At its heart, this is a book about people who have made unimaginable choices, risking everything to survive in a system that wants them to be silent and disappear.
For generations, our remote ancestors have been cast as primitive and childlike – either free and equal, or thuggish and warlike. Civilization, we are told, could be achieved only by sacrificing those original freedoms or, alternatively, by taming our baser instincts. David Graeber and David Wengrow show how such theories first emerged in the eighteenth century as a reaction to indigenous critiques of European society, and why they are wrong. In doing so, they overturn our view of human history, including the origins of farming, property, cities, democracy, slavery and civilization itself.

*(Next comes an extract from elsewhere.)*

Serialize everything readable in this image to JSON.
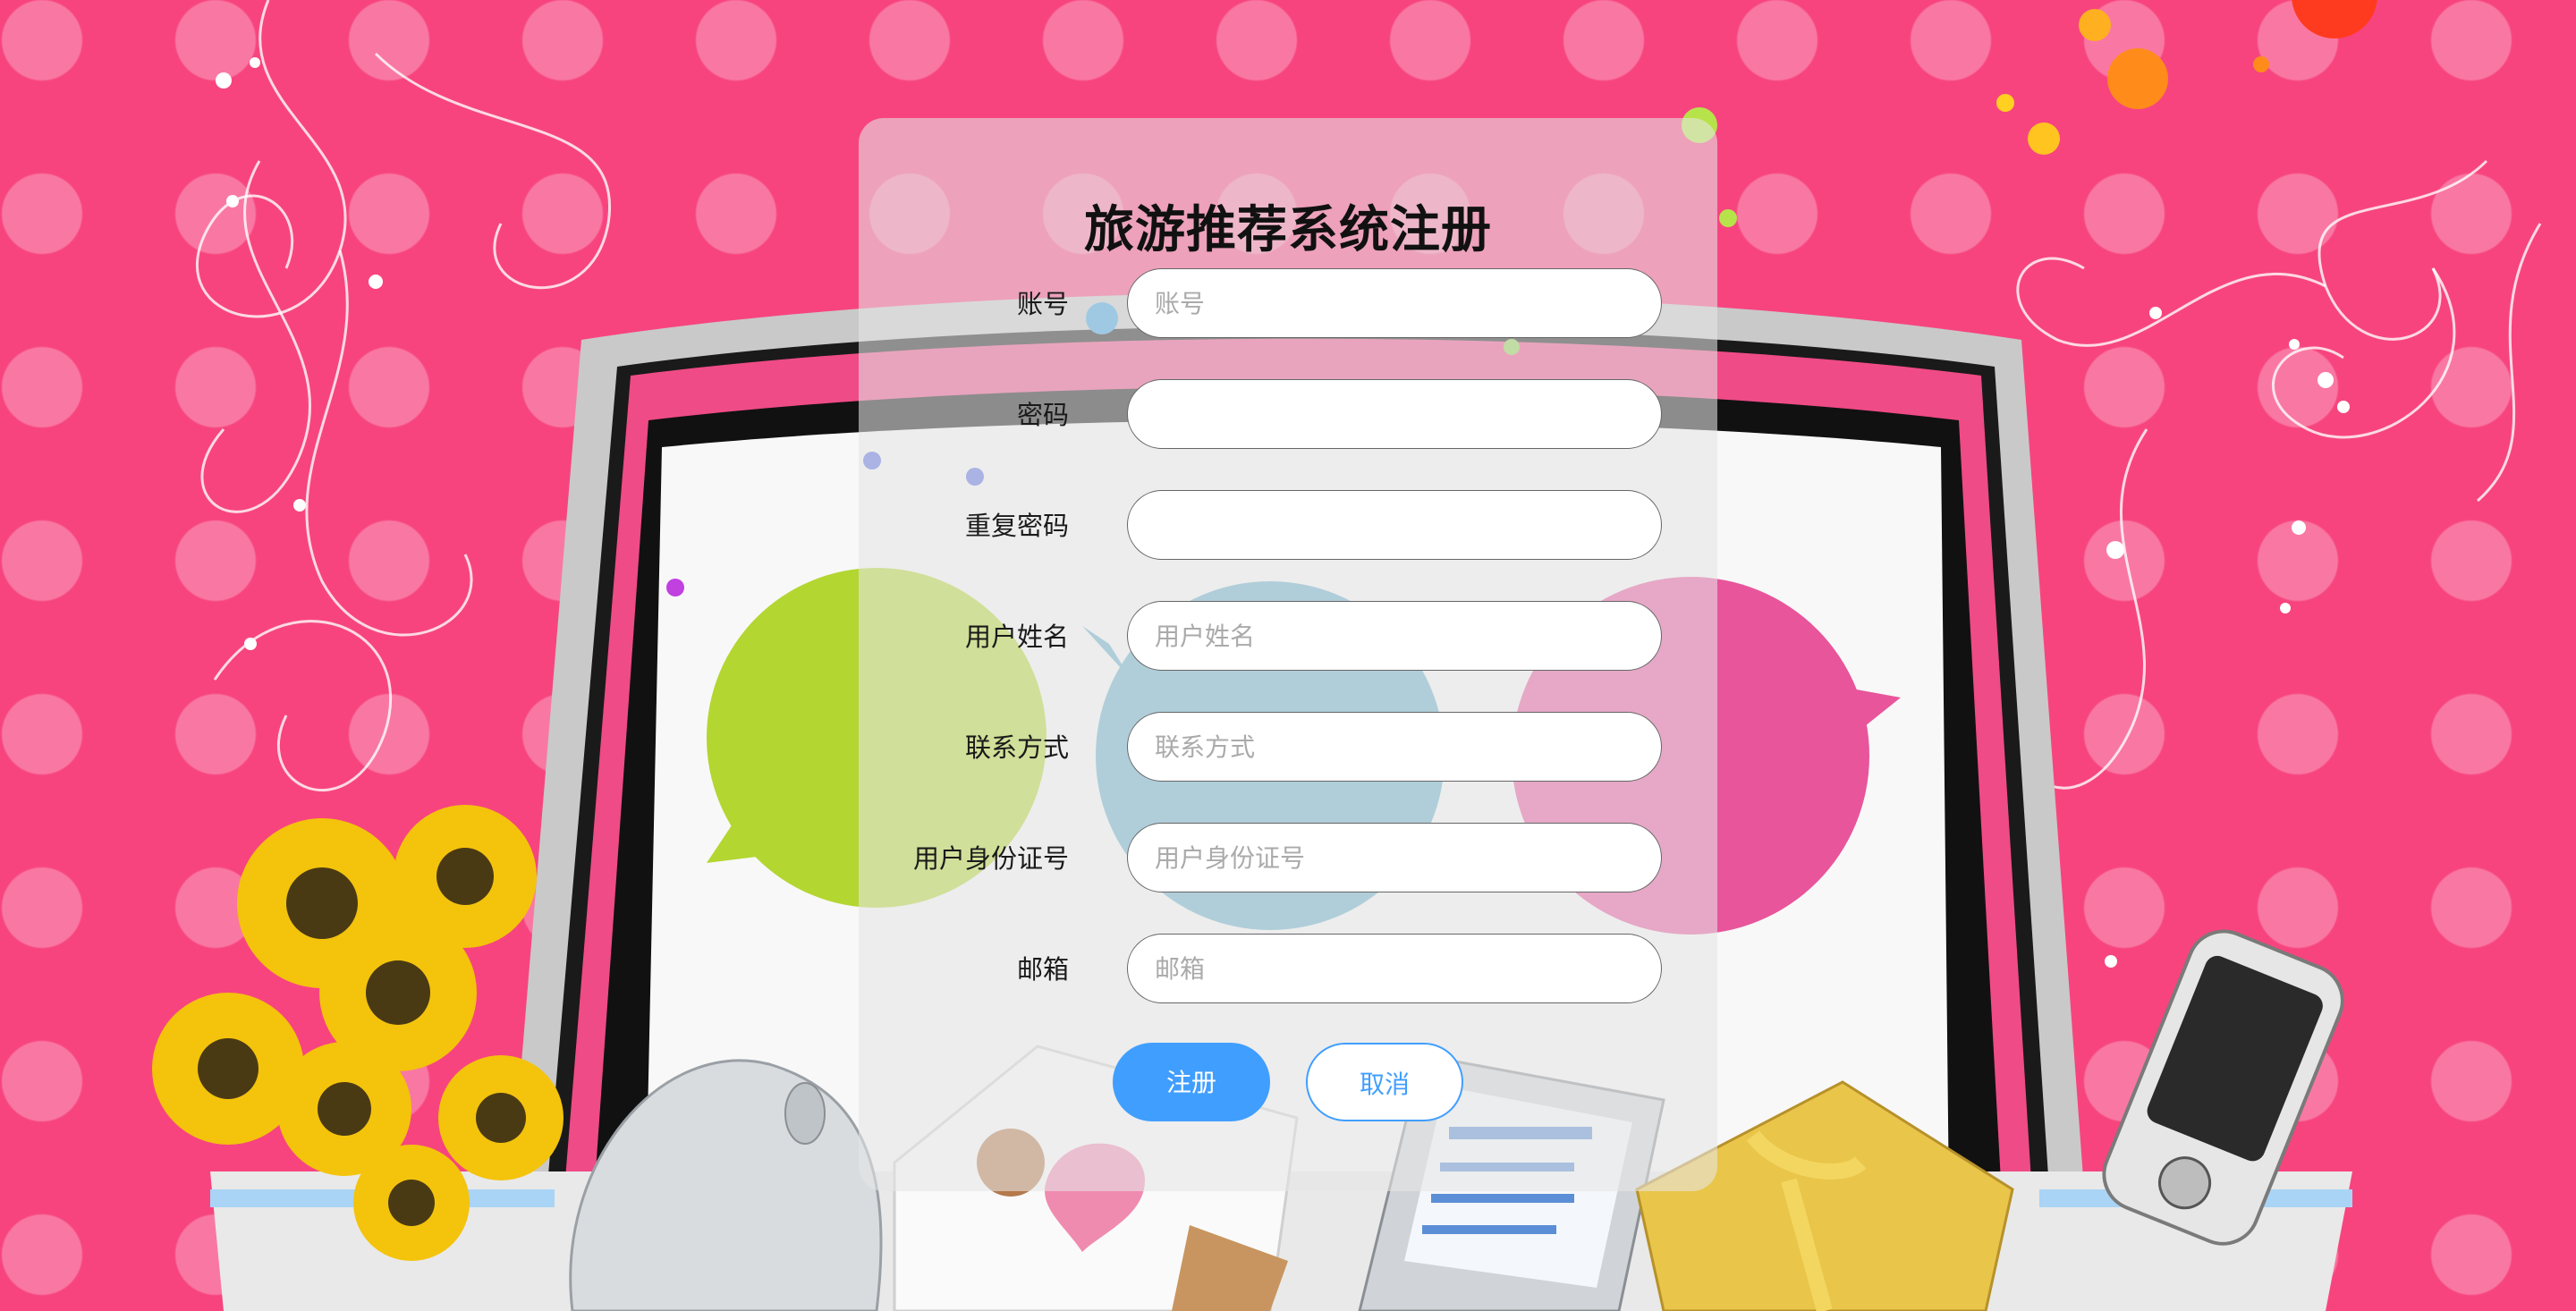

Drawing on path-breaking research in archaeology and anthropology, the authors show how history becomes a far more interesting place once we begin to see what’s really there. If humans did not spend 95 per cent of their evolutionary past in tiny bands of hunter-gatherers, what were they doing all that time? If agriculture, and cities, did not mean a plunge into hierarchy and domination, then what kinds of social and economic organization did they lead to? The answers are often unexpected, and suggest that the course of history may be less set in stone, and more full of playful possibilities than we tend to assume.

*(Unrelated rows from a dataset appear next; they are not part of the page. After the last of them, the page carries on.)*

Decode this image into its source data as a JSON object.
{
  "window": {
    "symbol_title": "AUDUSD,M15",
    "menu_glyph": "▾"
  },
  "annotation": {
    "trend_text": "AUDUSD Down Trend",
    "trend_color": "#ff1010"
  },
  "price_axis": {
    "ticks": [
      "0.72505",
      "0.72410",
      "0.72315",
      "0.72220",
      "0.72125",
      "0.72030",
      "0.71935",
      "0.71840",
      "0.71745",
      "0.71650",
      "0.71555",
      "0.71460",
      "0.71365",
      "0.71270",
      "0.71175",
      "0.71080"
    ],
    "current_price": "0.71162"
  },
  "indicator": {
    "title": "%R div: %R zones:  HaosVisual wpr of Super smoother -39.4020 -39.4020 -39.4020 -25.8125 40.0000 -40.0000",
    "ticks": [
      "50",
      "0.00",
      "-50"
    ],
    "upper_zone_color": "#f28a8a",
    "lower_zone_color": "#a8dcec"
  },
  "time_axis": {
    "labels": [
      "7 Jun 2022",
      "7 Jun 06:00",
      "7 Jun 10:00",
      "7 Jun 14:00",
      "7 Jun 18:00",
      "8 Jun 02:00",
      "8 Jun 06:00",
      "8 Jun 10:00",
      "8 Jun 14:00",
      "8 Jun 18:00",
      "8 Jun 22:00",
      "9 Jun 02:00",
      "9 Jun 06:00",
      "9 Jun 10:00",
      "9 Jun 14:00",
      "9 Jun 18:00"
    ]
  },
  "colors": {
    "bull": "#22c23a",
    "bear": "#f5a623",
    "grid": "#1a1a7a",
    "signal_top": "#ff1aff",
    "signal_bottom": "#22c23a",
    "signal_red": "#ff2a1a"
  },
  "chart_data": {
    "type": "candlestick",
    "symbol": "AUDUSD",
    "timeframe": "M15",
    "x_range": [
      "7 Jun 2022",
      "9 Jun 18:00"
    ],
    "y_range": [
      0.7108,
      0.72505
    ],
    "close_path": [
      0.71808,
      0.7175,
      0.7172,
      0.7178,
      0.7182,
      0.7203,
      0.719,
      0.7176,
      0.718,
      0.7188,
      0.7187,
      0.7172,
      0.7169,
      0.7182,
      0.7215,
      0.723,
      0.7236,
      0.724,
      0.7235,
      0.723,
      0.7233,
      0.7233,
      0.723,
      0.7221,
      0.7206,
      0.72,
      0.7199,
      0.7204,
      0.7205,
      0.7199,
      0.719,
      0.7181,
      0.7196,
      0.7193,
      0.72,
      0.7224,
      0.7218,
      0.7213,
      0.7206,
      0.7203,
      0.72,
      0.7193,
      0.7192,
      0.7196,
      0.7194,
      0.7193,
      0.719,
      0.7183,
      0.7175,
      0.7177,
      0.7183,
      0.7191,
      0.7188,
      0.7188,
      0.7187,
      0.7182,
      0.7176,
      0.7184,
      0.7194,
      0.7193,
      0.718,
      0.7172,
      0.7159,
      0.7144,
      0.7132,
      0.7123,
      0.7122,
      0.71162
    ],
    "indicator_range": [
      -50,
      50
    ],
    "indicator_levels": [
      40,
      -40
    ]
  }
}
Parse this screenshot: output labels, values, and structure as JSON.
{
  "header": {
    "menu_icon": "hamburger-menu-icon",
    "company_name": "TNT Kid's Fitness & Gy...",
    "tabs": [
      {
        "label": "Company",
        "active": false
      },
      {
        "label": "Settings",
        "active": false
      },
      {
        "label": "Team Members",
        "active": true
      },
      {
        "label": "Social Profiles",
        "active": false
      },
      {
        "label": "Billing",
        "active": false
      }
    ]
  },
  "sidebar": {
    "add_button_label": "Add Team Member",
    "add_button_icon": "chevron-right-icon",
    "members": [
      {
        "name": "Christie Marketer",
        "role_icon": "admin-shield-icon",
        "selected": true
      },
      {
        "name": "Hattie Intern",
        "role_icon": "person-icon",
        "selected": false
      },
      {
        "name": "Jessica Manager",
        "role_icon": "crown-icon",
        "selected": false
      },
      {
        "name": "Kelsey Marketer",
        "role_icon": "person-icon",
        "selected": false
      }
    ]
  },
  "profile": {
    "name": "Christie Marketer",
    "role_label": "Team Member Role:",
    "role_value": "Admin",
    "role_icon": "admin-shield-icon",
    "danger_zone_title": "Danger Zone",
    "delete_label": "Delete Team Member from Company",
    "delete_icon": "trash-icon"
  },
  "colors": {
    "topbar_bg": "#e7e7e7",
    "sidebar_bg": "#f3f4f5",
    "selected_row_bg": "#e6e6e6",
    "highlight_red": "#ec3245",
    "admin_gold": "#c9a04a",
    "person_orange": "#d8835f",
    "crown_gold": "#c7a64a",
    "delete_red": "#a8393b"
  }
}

The Dawn of Everything fundamentally transforms our understanding of the human past and offers a path toward imagining new forms of freedom, new ways of organizing society. This is a monumental book of formidable intellectual range, animated by curiosity, moral vision and faith in the power of direct action.
“Meet the mother whose children were taken away, and the father who fought for his son. Listen to the radical social worker, the judge, the lawyer. See inside the homes of foster carers, adoptive parents and children in care. Because behind closed doors, a scandal is ongoing.

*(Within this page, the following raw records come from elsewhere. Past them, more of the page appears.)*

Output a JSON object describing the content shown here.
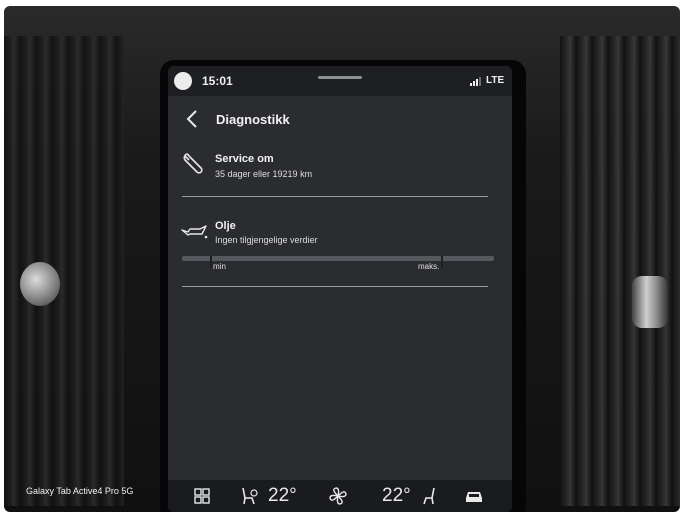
{
  "status_bar": {
    "time": "15:01",
    "network": "LTE"
  },
  "header": {
    "title": "Diagnostikk",
    "back_icon": "chevron-left-icon"
  },
  "service": {
    "icon": "wrench-icon",
    "title": "Service om",
    "detail": "35 dager eller 19219 km"
  },
  "oil": {
    "icon": "oil-can-icon",
    "title": "Olje",
    "detail": "Ingen tilgjengelige verdier",
    "gauge_min_label": "min",
    "gauge_max_label": "maks."
  },
  "climate_bar": {
    "home_icon": "grid-icon",
    "seat_left_icon": "heated-seat-icon",
    "left_temp": "22°",
    "fan_icon": "fan-icon",
    "right_temp": "22°",
    "seat_right_icon": "seat-icon",
    "car_icon": "car-icon"
  },
  "photo_watermark": "Galaxy Tab Active4 Pro 5G",
  "colors": {
    "screen_bg": "#2b2c2f",
    "status_bar_bg": "#1e1f22",
    "text": "#e9e9e9",
    "divider": "#9a9b9f"
  }
}
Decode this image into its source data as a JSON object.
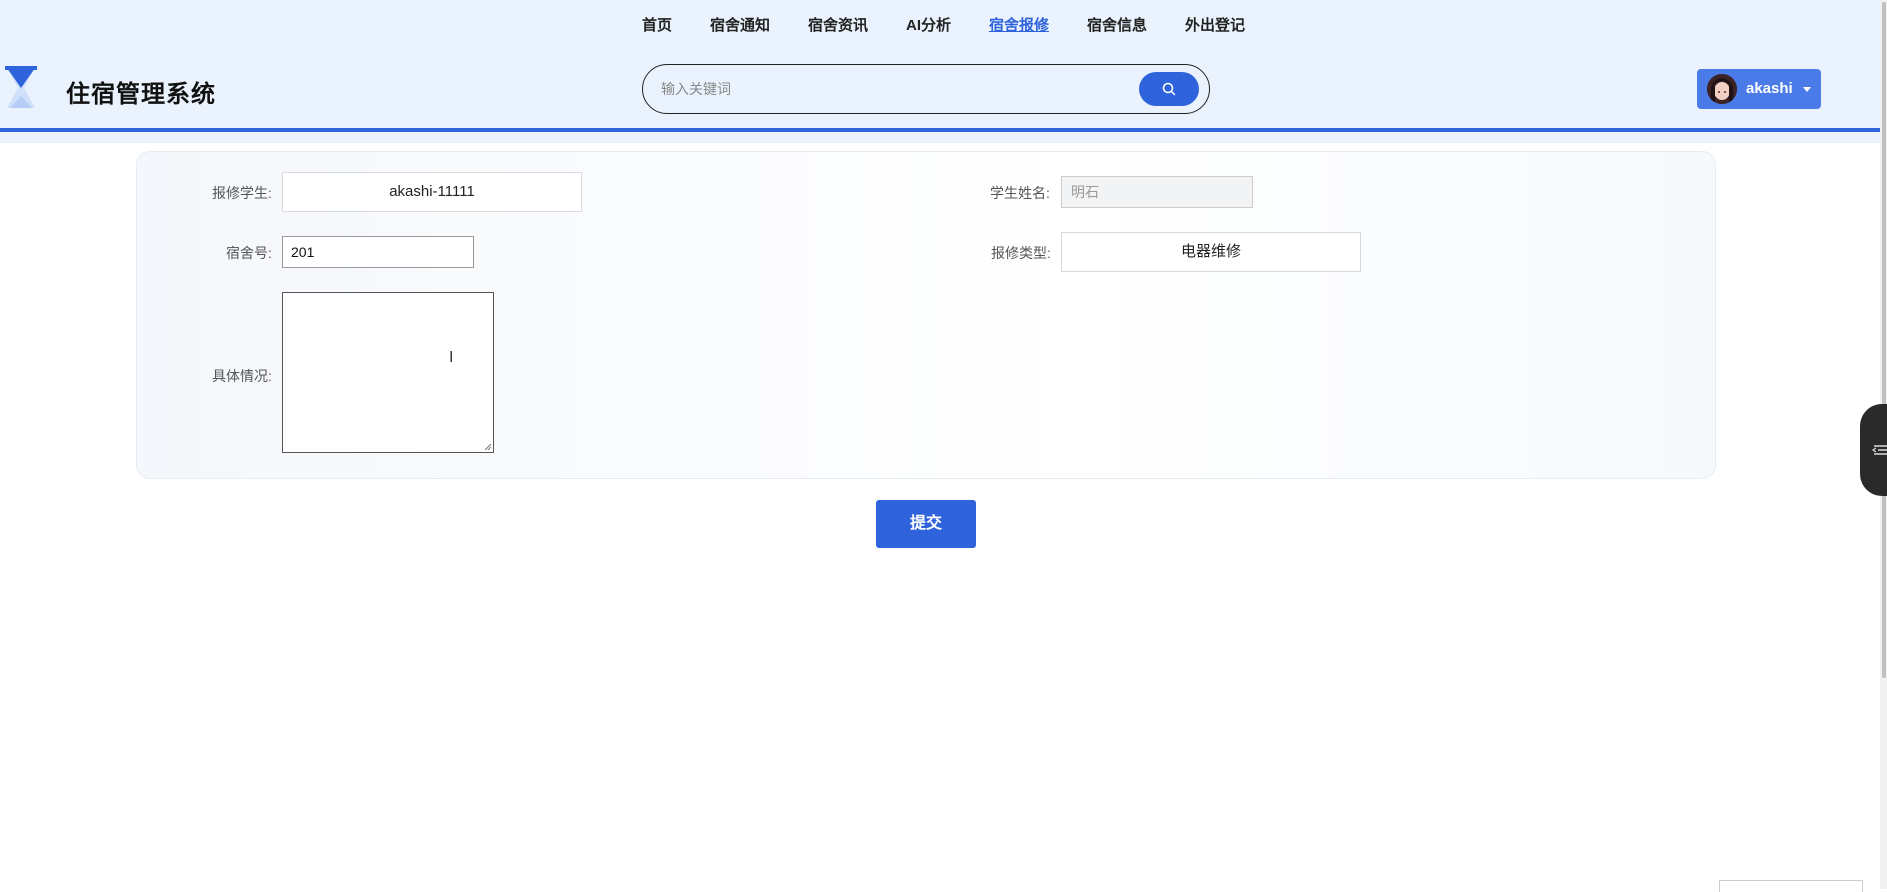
{
  "nav": {
    "items": [
      {
        "label": "首页",
        "active": false
      },
      {
        "label": "宿舍通知",
        "active": false
      },
      {
        "label": "宿舍资讯",
        "active": false
      },
      {
        "label": "AI分析",
        "active": false
      },
      {
        "label": "宿舍报修",
        "active": true
      },
      {
        "label": "宿舍信息",
        "active": false
      },
      {
        "label": "外出登记",
        "active": false
      }
    ]
  },
  "header": {
    "title": "住宿管理系统",
    "logo_icon": "hourglass-icon"
  },
  "search": {
    "placeholder": "输入关键词",
    "value": "",
    "icon": "search-icon"
  },
  "user": {
    "name": "akashi",
    "avatar_icon": "avatar"
  },
  "form": {
    "student_label": "报修学生:",
    "student_value": "akashi-11111",
    "name_label": "学生姓名:",
    "name_value": "明石",
    "dorm_label": "宿舍号:",
    "dorm_value": "201",
    "type_label": "报修类型:",
    "type_value": "电器维修",
    "detail_label": "具体情况:",
    "detail_value": ""
  },
  "submit": {
    "label": "提交"
  },
  "colors": {
    "accent": "#2f63db",
    "header_bg": "#eaf3fd"
  }
}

We now remove more children from their parents than ever before, more than any other western country. Not because of a rise in physical or sexual abuse, but because of complex factors that are overlooked and misunderstood.
Children’s Care is a system where fathers are ignored, and mothers are punished for experiencing abuse. Rife with prejudices about race, ableism and class, determined by a postcode lottery. Blind to poverty and its effects on family life. And, at its very worst, an exercise in social engineering that can never replace parental love.
This is not a soft issue. Not a ‘women and children’ problem. It is a prism through which we can understand the deepest issues at play in politics, economics and society today, and it is happening behind closed doors.
Because of legal restrictions against reporting in family courts, the uneasy work of social care and the shame poured on parents, these problems remain out of our sight. They are the subject of horror headlines or stale statistics. But family life is at the heart of who we are as people, and it is they who can help us understand.
From North to South, rich and poor, Black and white, these are the people who know, first-hand, what is going wrong – and how we can fix it.
These are their stories.”